Anyone planning on venturing out into the blindingly sunny outdoors this summer needs to make sure they are adequately protected against mosquitos and other insects wanting to take a sip of our tasty blood. It used to be true that living in Arizona had its perks when it came to dealing with mosquitos, as they were not common insect pests that could survive in the desert, and most importantly, this included the mosquitos that carry deadly diseases such as dengue fever and West Nile virus. Unfortunately, those days are gone and they are as much of a danger to us desert-dwellers as people in more temperate climates. It is of the utmost importance that we not only protect ourselves from these vile blood-suckers, but that we use the right products to protect us, as not all repellents are equal when it comes to their effectiveness.

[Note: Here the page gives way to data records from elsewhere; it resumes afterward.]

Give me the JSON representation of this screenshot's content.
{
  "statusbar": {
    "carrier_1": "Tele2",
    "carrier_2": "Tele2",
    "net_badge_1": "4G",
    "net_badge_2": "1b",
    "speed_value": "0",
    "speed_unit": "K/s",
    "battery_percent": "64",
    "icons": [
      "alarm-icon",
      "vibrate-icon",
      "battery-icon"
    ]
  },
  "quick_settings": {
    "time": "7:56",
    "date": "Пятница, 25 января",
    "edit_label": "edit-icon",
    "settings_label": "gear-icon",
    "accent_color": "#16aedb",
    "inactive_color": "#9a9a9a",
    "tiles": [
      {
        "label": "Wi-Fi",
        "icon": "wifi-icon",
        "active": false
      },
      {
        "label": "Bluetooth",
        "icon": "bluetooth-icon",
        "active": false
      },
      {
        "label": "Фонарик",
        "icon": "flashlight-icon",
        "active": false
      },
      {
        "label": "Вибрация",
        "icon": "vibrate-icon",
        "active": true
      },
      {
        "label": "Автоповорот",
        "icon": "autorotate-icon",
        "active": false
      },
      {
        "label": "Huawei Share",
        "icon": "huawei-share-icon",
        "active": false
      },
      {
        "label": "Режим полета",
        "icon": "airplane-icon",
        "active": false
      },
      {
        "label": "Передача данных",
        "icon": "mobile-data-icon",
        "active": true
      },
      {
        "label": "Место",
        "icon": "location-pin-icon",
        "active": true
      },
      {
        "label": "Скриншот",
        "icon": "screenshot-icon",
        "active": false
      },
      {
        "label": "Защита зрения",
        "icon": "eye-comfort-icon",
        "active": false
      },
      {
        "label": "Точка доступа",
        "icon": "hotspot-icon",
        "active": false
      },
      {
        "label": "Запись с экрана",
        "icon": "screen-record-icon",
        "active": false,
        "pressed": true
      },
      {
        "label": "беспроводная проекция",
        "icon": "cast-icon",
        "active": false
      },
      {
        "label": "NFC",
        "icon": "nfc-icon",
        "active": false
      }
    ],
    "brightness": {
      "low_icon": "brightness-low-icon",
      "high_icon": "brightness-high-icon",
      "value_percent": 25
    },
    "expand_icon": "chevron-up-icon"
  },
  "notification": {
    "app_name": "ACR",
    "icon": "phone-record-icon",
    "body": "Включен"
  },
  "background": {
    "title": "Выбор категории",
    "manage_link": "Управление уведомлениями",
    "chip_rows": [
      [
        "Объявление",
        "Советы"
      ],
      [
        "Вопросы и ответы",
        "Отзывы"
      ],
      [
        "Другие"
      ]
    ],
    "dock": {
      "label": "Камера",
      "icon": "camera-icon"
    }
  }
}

When you walk into a store, you’ll see a vast array of insect repellents all claiming to be the most effective and safe products on the market. However, while sunscreen products are now required to clearly state how effective they are and the length of time they will provide protection, insect repellent companies don’t have to follow any rules when it comes to marketing their product. They can tell you the insect repellent is magical and makes any mosquito approaching your body turn instantly into a pink unicorn if they want and there is nothing stopping them from lying through their teeth about their product on the packaging. This is why you need to know what kind of repellents actually work and steer clear of ones that seem too good to be true.

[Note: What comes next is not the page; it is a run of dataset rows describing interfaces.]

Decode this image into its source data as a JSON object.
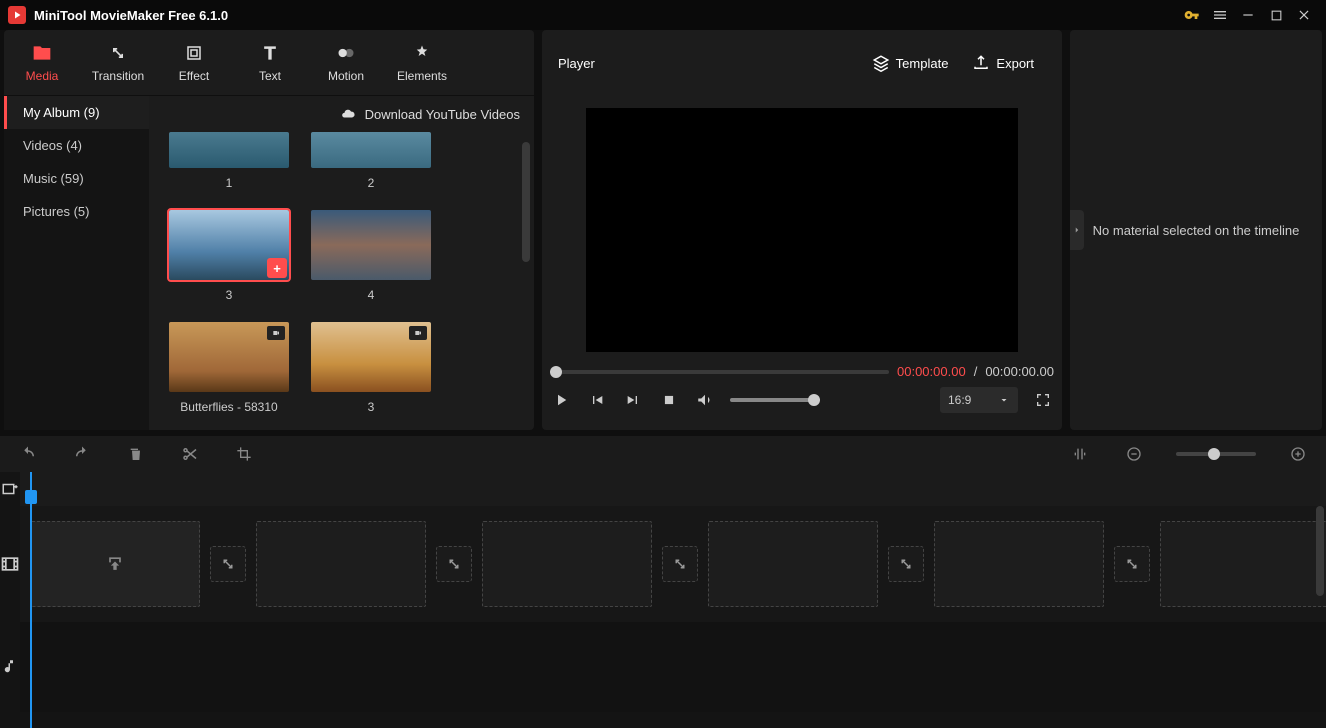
{
  "app": {
    "title": "MiniTool MovieMaker Free 6.1.0"
  },
  "tabs": [
    {
      "label": "Media"
    },
    {
      "label": "Transition"
    },
    {
      "label": "Effect"
    },
    {
      "label": "Text"
    },
    {
      "label": "Motion"
    },
    {
      "label": "Elements"
    }
  ],
  "sidebar": {
    "items": [
      {
        "label": "My Album (9)"
      },
      {
        "label": "Videos (4)"
      },
      {
        "label": "Music (59)"
      },
      {
        "label": "Pictures (5)"
      }
    ]
  },
  "mediaHeader": {
    "download": "Download YouTube Videos"
  },
  "media": {
    "items": [
      {
        "label": "1"
      },
      {
        "label": "2"
      },
      {
        "label": "3"
      },
      {
        "label": "4"
      },
      {
        "label": "Butterflies - 58310"
      },
      {
        "label": "3"
      }
    ]
  },
  "player": {
    "title": "Player",
    "template": "Template",
    "export": "Export",
    "timeCurrent": "00:00:00.00",
    "timeSep": "/",
    "timeTotal": "00:00:00.00",
    "aspect": "16:9"
  },
  "rightPanel": {
    "message": "No material selected on the timeline"
  }
}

The only kinds of repellents that are really effective at protecting you from the bugs are the ones you have to apply directly to your skin. All those candles, wrist bands, patches, fans, coils, and anything else you don’t have to rub into your skin are basically worthless when it comes to keeping mosquitos from taking a sip of your blood. The most effective and long-lasting repellents are those containing DEET, which are not harmful to the health of humans despite the stigma against them. All recent studies have found that there are no health risks linked with the chemical DEET. You’ll want to skip the plant-based products, as they haven’t been proven to be very effective at deterring mosquitos, despite what the packaging claims. You should also avoid using combination sunscreen and repellent products. The CDC recommends using products with DEET, as well as ones containing picaridin, IR3535, and oil of lemon eucalyptus, which is synthetic despite it’s natural-sounding name. Only DEET and these three other ingredients have been proven to protect humans from getting mauled by mosquitoes while outside.

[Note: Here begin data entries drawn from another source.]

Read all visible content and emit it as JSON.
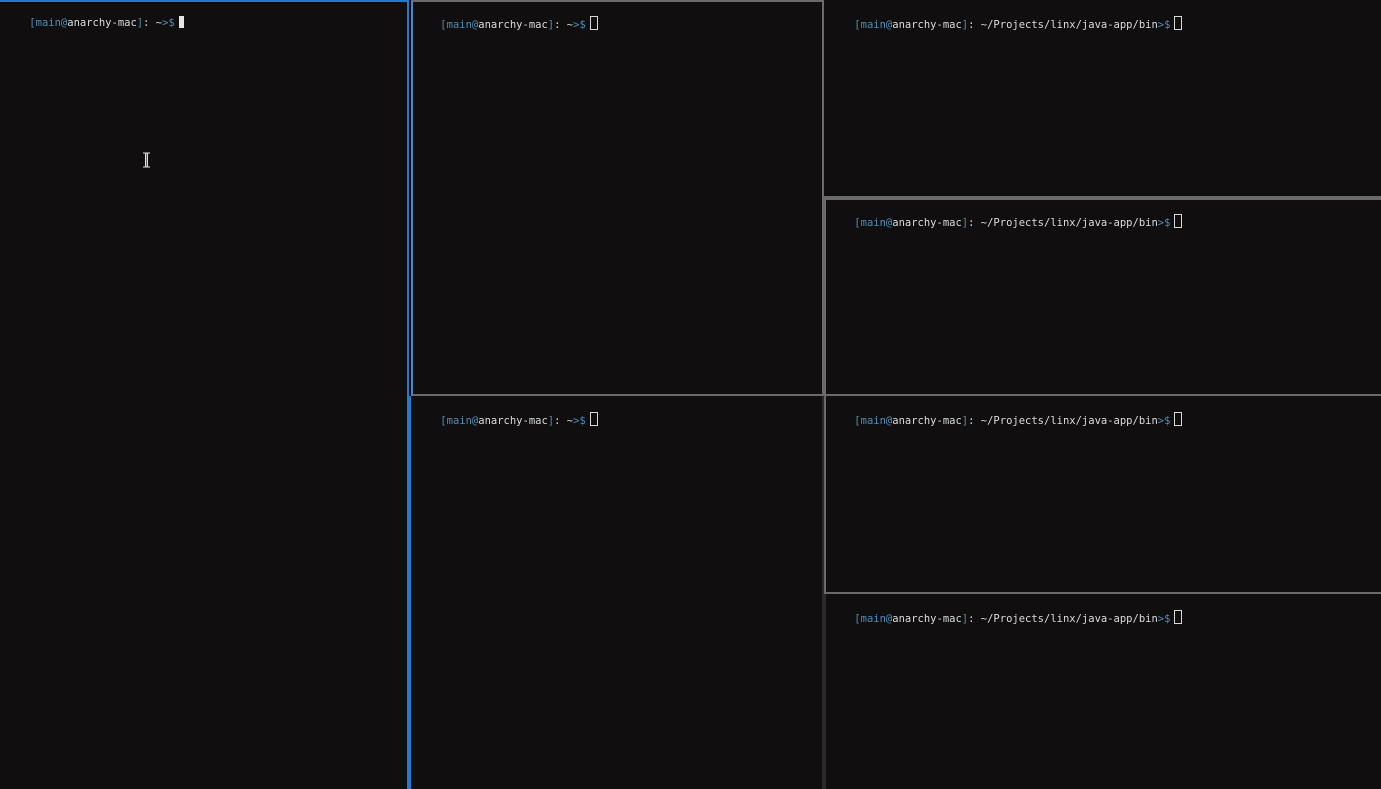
{
  "panes": [
    {
      "id": "left",
      "user": "main",
      "host": "anarchy-mac",
      "path": "~",
      "cursor": "solid",
      "focused": true
    },
    {
      "id": "mid-top",
      "user": "main",
      "host": "anarchy-mac",
      "path": "~",
      "cursor": "hollow",
      "focused": false
    },
    {
      "id": "mid-bottom",
      "user": "main",
      "host": "anarchy-mac",
      "path": "~",
      "cursor": "hollow",
      "focused": false
    },
    {
      "id": "right-1",
      "user": "main",
      "host": "anarchy-mac",
      "path": "~/Projects/linx/java-app/bin",
      "cursor": "hollow",
      "focused": false
    },
    {
      "id": "right-2",
      "user": "main",
      "host": "anarchy-mac",
      "path": "~/Projects/linx/java-app/bin",
      "cursor": "hollow",
      "focused": false
    },
    {
      "id": "right-3",
      "user": "main",
      "host": "anarchy-mac",
      "path": "~/Projects/linx/java-app/bin",
      "cursor": "hollow",
      "focused": false
    },
    {
      "id": "right-4",
      "user": "main",
      "host": "anarchy-mac",
      "path": "~/Projects/linx/java-app/bin",
      "cursor": "hollow",
      "focused": false
    }
  ],
  "prompt_tokens": {
    "open": "[",
    "at": "@",
    "close": "]",
    "colon": ": ",
    "arrow": ">",
    "dollar": "$"
  },
  "colors": {
    "background": "#100e0f",
    "focus_border": "#1f7bd0",
    "inactive_border": "#6a6a6a",
    "accent": "#4d8fb8",
    "text": "#dcdcdc"
  },
  "pointer": "text-cursor-icon"
}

What kind of insect repellent do you prefer to use and how well does it protect you?